Fall is finally here and for many people, this means apple picking, pumpkin-spice everything, and the anticipation of the holidays to come. In my little Chicago apartment, smells of garlic and spices waft down the halls, as bottles of kimchi and broths are prepared.
So, to share the wealth, here are some of my favorite Korean dishes (and their histories) that will keep you cozy this fall.
1. Doenjang Jjigae: 된장찌개
As classic as chicken noodle soup is for Americans, Doenjang Jjigae is a traditional Korean dish that can be found on Korean stovetops everywhere this fall. This combination of fermented soybean-paste soup base, hearty vegetables, tofu, and seafood will fill and warm you up.
Don’t let the fermented soybean paste scare you, for the paste’s umami-rich body satisfies that weird craving that is neither salty nor sweet.
2. Yukgaejang: 육개장
For all you meat and heat-eaters out there, I introduce yukgaejang: spicy broth, spicy shredded beef, spicy vegetables. This steamy stew with a spicy background was a regular at the tables of Korean royalty alongside goldongban (bibimbap) and tteokguk (see below).
As winter approaches, I highly recommend this stew to rid the sniffles.
#SpoonTip: Noses will run, so keep a napkin on hand.
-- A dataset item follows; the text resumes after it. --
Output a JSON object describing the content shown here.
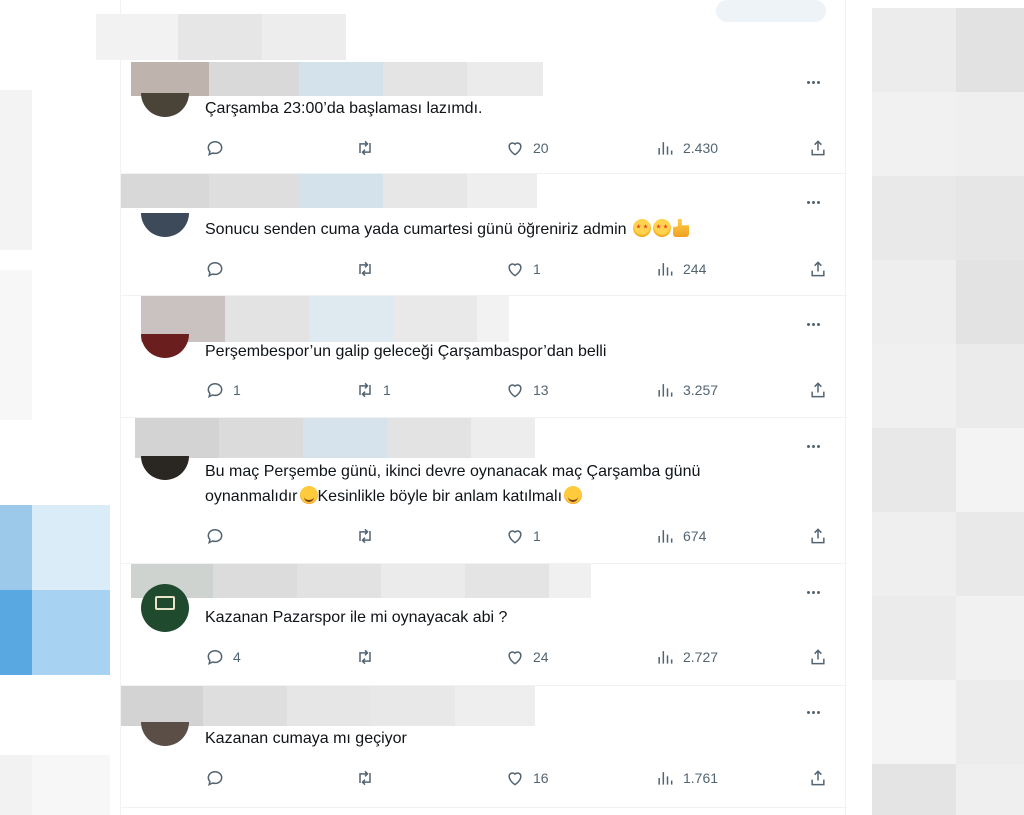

3. Tteokguk: 떡국
Simple flavors make up this Korean dish: broth and rice cakes. Tteokguk is traditionally eaten to celebrate the start of a new year. Like many cuisines, the components of the dish are symbolic of something greater.
The simple broth and white rice cakes of the dish represent a clean start to the new year. The rice cakes, also shaped like coins, represent prosperity to come.
4. Eomukguk: 어묵국
Similar to the Japenese Oden dish, eomukguk is a fish cake soup and is commonly sold by street vendors. Due to the many variations of fish cake, eomukguk never gets boring in flavor or appearance. It's warm, it's umami-rich, and it's the perfect accompaniment to a chilly and colorful fall day.
5. Mandu: 만두
No they're not pot-stickers or gyoza, they're mandu, which as basically Korea's dumplings. Mandu is great homemade, but for those on the fly (and on the budget) I personally recommend the mandu stand located right outside the Joong Boo Market.
For only a buck each (!!), these soft, fluffly dumplings are filled with spicy kimchi (their specialty), pork (also delicious), or red bean (a dessert mandu) and are best eaten warm.
#SpoonTip: Joong Boo Market has all your specialty Korean dishes and ingredients as well as a killer restaurant inside.
6. Manduguk: 만두국
In the spirit of mandu, manduguk is a cozy combo of broth and dumplings. Pick your choice of mandu and throw it into a vat of anchovy broth, spice it up with some veggies and an egg and boom, you're set.
Along with its delicious brethren, manduguk was another royal court favorite. As an easier alternative (especially during sick days), manduguk can be made with frozen dumplings and chicken broth.
Not ramen, ramyun. This cheap dish is essential Korean comfort food. When my family came over from Korea this summer, whenever they felt homesick, Shin-Ramyun was the answer. Fun fact: Shin is actually the Chinese character for spicy!
Ready in about 10 minutes, this Korean dish with Japanese origins is composed of broth and noodles (duh), and a spice packet with spices (duh, again), dried green onions, mushrooms, and carrots. Add vegetables, an egg, meat or whatever you fancy for this quick feast.
8. Kungnamulguk: 콩나물국
Kungnamulguk, or soybean sprout soup, is light vegetarian soup that can be spiced up or down. Personally, I like it spicy. This dish is super easy to make and consists of anchovies, soybeans sprouts, scallions, garlic, water, and salt and pepper.
This soup is a great healthy and light alternative to calorie-ridden lattés and meaty chilis.
9. Miyeokguk: 쇠고기 미역국
Another lighter soup, Miyeokguk is a seaweed soup that makes the perfect savory breakfast in the fall and winter. Although miyeokguk is typically vegetarian, beef or chicken can be added.
Believed to contain the essential nutrients for rearing newborns, this dish is traditionally consumed after giving birth or on birthdays to commemorate mothers.
10. Gimjang: 김장
Gimjang is a version of kimchi that is made with napa cabbage. Kimchi is literally found at every meal, all year round. You eat it with rice, you eat it plain, you put it in a mandu—kimchi is Korea.
Despite its stinky rep, kimchi has a long and glorious history. Gimjang is particular to fall months due to the limited vegetables that are available for fermentation. In preparation for winters, back when refrigerators and supermarkets were not a thing, large portions of gimjang were prepared and tucked away into the ground for proper preservation and preparation.
Although kimchi is not for everyone, for those who do love it or are willing to try, prepare for a spicy fall. Or try one of the other mentioned dishes to warm up on those crisp fall days.